Jerry Foxhoven is the Director of the Iowa Department of Human Services (DHS). DHS is the largest state agency in Iowa, directly serving (unduplicated) over one million people (one-third of all Iowans). Before being appointed as DHS Director, Jerry served as Executive Director of Clinical Programs as well as a Professor of Law at the Drake University Law School, where he taught Legal Ethics and Professional Responsibility, Children and the Law, Law Office Management, and Children’s Rights. He has a Juris Doctor (J.D.) degree, and is a frequent speaker on a variety of topics across the country. (He has spoken at over 200 conferences for lawyers, social workers, judges and others.) Jerry has published an academic textbook, Juvenile Delinquency Law and Procedure along with a teacher’s manual for the course, through Carolina Academic Press. Jerry has also published five law review articles, 25 magazine articles and six newspaper articles.
Allison Larson is the Institute for Community Alliances’ (ICA) Coordinated Entry/Homeless Management Information System (HMIS) Specialist for Woodbury and Dakota Counties. Allison provides training and technical/analytical HMIS support to local homeless services agencies. In addition to technical support, a key piece of Allison’s work is to ensure data timeliness and accuracy in the effort to inform data driven decision making in local communities. Allison also provides technical support for the implementation of Coordinated Entry in Woodbury and Dakota counties. Allison holds a master’s degree in social work from the University of Iowa with previous work experience in nursing, substance abuse, and postsecondary/college access.

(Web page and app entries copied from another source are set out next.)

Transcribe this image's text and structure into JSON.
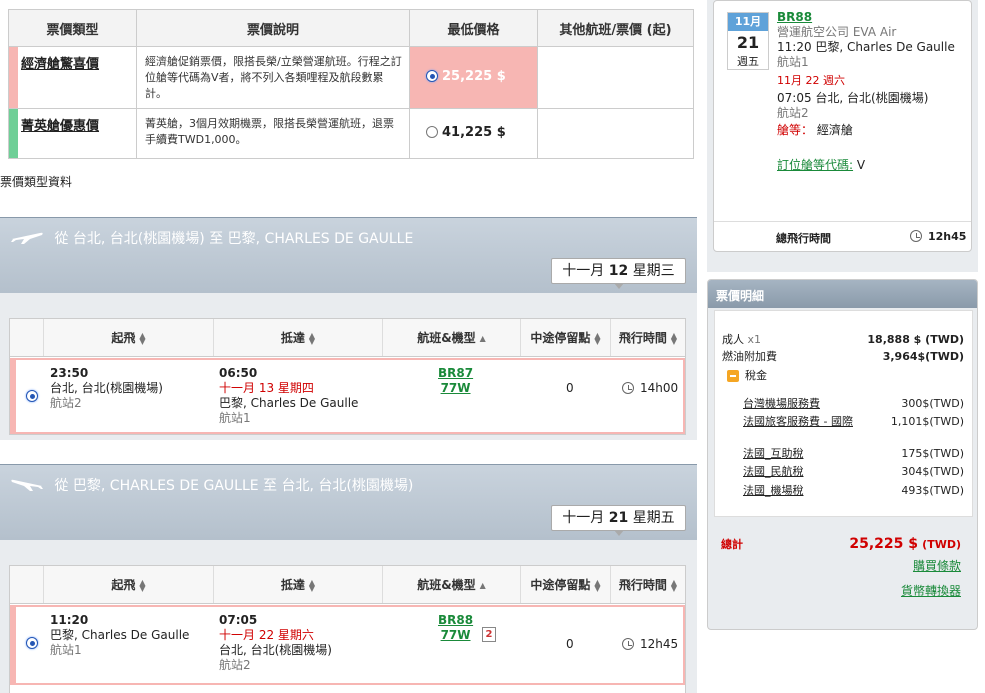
{
  "fare_table": {
    "headers": [
      "票價類型",
      "票價說明",
      "最低價格",
      "其他航班/票價 (起)"
    ],
    "rows": [
      {
        "name": "經濟艙驚喜價",
        "desc": "經濟艙促銷票價，限搭長榮/立榮營運航班。行程之訂位艙等代碼為V者，將不列入各類哩程及航段數累計。",
        "price": "25,225 $",
        "color": "#f7b6b3"
      },
      {
        "name": "菁英艙優惠價",
        "desc": "菁英艙，3個月效期機票，限搭長榮營運航班，退票手續費TWD1,000。",
        "price": "41,225 $",
        "color": "#6fcf97"
      }
    ],
    "footnote": "票價類型資料"
  },
  "outbound": {
    "prefix": "從",
    "from": "台北, 台北(桃園機場)",
    "mid": "至",
    "to": "巴黎, CHARLES DE GAULLE",
    "date_a": "十一月",
    "date_b": "12",
    "date_c": "星期三",
    "headers": [
      "起飛",
      "抵達",
      "航班&機型",
      "中途停留點",
      "飛行時間"
    ],
    "dep_time": "23:50",
    "dep_city": "台北, 台北(桃園機場)",
    "dep_term": "航站2",
    "arr_time": "06:50",
    "arr_date": "十一月 13 星期四",
    "arr_city": "巴黎, Charles De Gaulle",
    "arr_term": "航站1",
    "flight": "BR87",
    "aircraft": "77W",
    "stops": "0",
    "duration": "14h00"
  },
  "inbound": {
    "prefix": "從",
    "from": "巴黎, CHARLES DE GAULLE",
    "mid": "至",
    "to": "台北, 台北(桃園機場)",
    "date_a": "十一月",
    "date_b": "21",
    "date_c": "星期五",
    "headers": [
      "起飛",
      "抵達",
      "航班&機型",
      "中途停留點",
      "飛行時間"
    ],
    "dep_time": "11:20",
    "dep_city": "巴黎, Charles De Gaulle",
    "dep_term": "航站1",
    "arr_time": "07:05",
    "arr_date": "十一月 22 星期六",
    "arr_city": "台北, 台北(桃園機場)",
    "arr_term": "航站2",
    "flight": "BR88",
    "aircraft": "77W",
    "badge": "2",
    "stops": "0",
    "duration": "12h45"
  },
  "flight_detail": {
    "cal_month": "11月",
    "cal_day": "21",
    "cal_weekday": "週五",
    "flight": "BR88",
    "operator_label": "營運航空公司",
    "operator": "EVA Air",
    "dep": "11:20 巴黎, Charles De Gaulle",
    "dep_term": "航站1",
    "arr_date": "11月 22 週六",
    "arr": "07:05 台北, 台北(桃園機場)",
    "arr_term": "航站2",
    "cabin_label": "艙等：",
    "cabin": "經濟艙",
    "class_label": "訂位艙等代碼:",
    "class": "V",
    "total_label": "總飛行時間",
    "total": "12h45"
  },
  "price_detail": {
    "title": "票價明細",
    "adult_label": "成人",
    "adult_count": "x1",
    "adult_price": "18,888 $ (TWD)",
    "fuel_label": "燃油附加費",
    "fuel_price": "3,964$(TWD)",
    "tax_label": "稅金",
    "taxes": [
      {
        "name": "台灣機場服務費",
        "amount": "300$(TWD)"
      },
      {
        "name": "法國旅客服務費 - 國際",
        "amount": "1,101$(TWD)"
      },
      {
        "name": "法國_互助稅",
        "amount": "175$(TWD)"
      },
      {
        "name": "法國_民航稅",
        "amount": "304$(TWD)"
      },
      {
        "name": "法國_機場稅",
        "amount": "493$(TWD)"
      }
    ],
    "total_label": "總計",
    "total": "25,225 $",
    "total_unit": "(TWD)",
    "buy_terms": "購買條款",
    "converter": "貨幣轉換器"
  }
}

Matt Ohman is the Executive Director for Siouxland Human Investment Partnership. He is responsible for the management, guidance and direction for all programs and services provided by and authorized by SHIP. Graduating from East High School, Matt is a lifelong Sioux City resident. He graduated from Morningside College in 2000 with a degree in mass communication and business. He worked as an account executive at Cable One Advertising for six years prior to coming to SHIP in 2006. His role at SHIP from 2006 – 2012 was as a contract coordinator and Early Childhood Iowa Director. Matt finds working at SHIP an enjoyable and satisfying experience because the funding and programs make a positive difference in people’s lives. Matt resides in Morningside with his two children, Mia and Jack.
Elizabeth (Liz) Rembold is the director of the social work program and assistant professor of social work at Briar Cliff University. She received her B.A from the University of South Dakota and her M.S.W from the University of Iowa. She is an LISW in Iowa and CSW-PIP in South Dakota. Liz worked for almost 15 years in clinical practice, in both inpatient and outpatient mental health settings and has worked with children, families, and adults. Her interests include infant and early childhood mental health and child welfare. She currently resides in Yankton, S.D. with her husband Josh and their three daughters.